  • July 24 and July 27, 2012: AUC issues letters regarding written final argument and reply arguments.
  • July 12, 2012: AUC issues letter on motion challenging constitutional jurisdiction of AUC.
  • June 20, 2012: Community hearing session held in Red Deer, Alberta.
  • June 14, Community hearing session held in Indus, Alberta.
  • June 13: AUC issued ruling with reasons on motion to adjourn consideration of WATL application.
  • June 13, 2012: Community hearing session held in Didsbury, Alberta.
  • June 12, 2012: Community hearing session held in Rimbey, Alberta.
  • June 11, 2012: Community hearing session held in Red Deer, Alberta.
  • June 11, 2012: Oral hearing gets underway in Red Deer, Alberta.
  • March 6, 2012: AUC issues notice of hearing.
  • February 24, 2012: AUC issues letter to all registered participants advising it will proceed with consideration of the WATL application.
  • February 23, 2012: Government of Alberta requests the AUC resume its examination of the WATL application.
  • February 13, 2012. Report of the Critical Transmission Review Committee is released, confirming need for reinforcement of north-south transmission as soon as possible, reasonableness of two north-south lines and improved efficacy of direct-current lines.
  • October 21, 2011. The AUC suspends its consideration of the WATL application at the government’s request. The government launches an independent review committee to examine the need for WATL and the Eastern Alberta Transmission Line, use of direct-current technology and related matters.
  • September 12, 2011: Deadline to file submissions.
  • August 22, 23 and 24, 2011: AUC information sessions held in Ponoka, Red Deer and Didsbury.
  • August 4, 2011: Notice of hearing issued with details on the hearing, community hearing sessions and, schedule and information sessions.
  • July 28, 2011: Decision 2011-320 (Errata) regarding advanced funding issued.
  • July 27, 2011: Proceeding scheduling meeting held in Red Deer, Alberta.
  • June 21, 2011: AUC issues ruling on standing and on timing of proceeding.
  • May 5, 2011: Decision 2011-198 issued with results of April 20 process meeting.
  • April 20, 2011: Process meeting held in Red Deer.
  • March 8, 2011: AUC issues notice of application.
  • March 1 to 3, 2011: AUC information sessions held in Ponoka, Indus and Didsbury.
  • March 1, 2011: AltaLink Management Ltd. filed WATL application.
  • February 22, 23 and 24: Information sessions held in Warburg, Rimbey and Red Deer.
  • January 31, 2011: In anticipation of the WATL application, the AUC launches an enhanced public process for the WATL project application, with information sessions scheduled in February for Warburg, Rimbey and Red Deer, and in March in Ponoka, Indus and Didsbury.

Map

A stylized map of the approved route has been produced to show the basic details of WATL’s AUC-approved route segments.
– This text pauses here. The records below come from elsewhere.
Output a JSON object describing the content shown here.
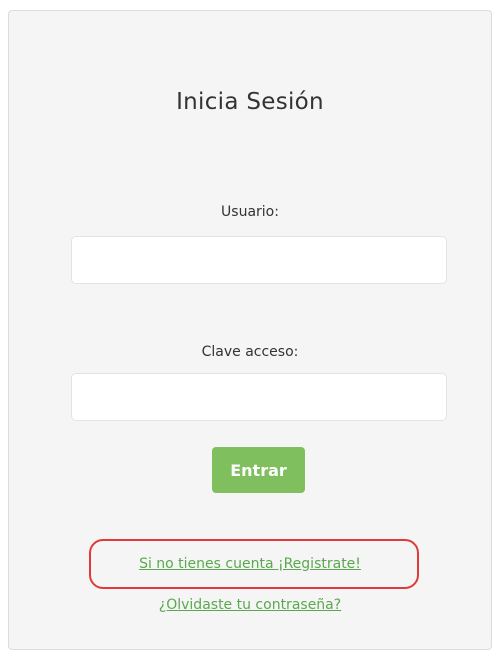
{
  "login": {
    "title": "Inicia Sesión",
    "username_label": "Usuario:",
    "username_value": "",
    "password_label": "Clave acceso:",
    "password_value": "",
    "submit_label": "Entrar",
    "register_link": "Si no tienes cuenta ¡Registrate!",
    "forgot_link": "¿Olvidaste tu contraseña?"
  },
  "colors": {
    "card_background": "#f5f5f5",
    "button_green": "#7fbf5e",
    "link_green": "#5aa84e",
    "highlight_red": "#e03a3a"
  }
}
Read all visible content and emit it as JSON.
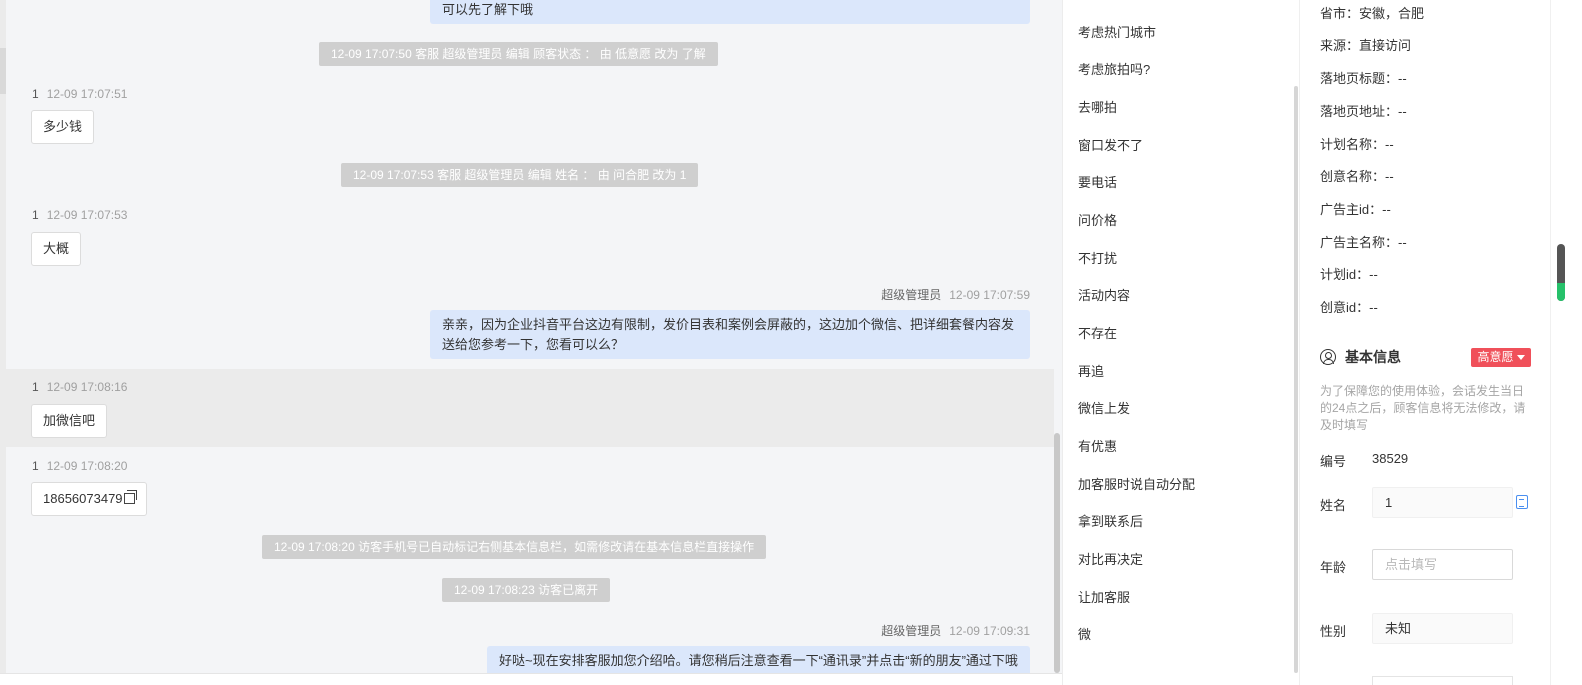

Exact details of the routing approved by the AUC may be found in the decision itself.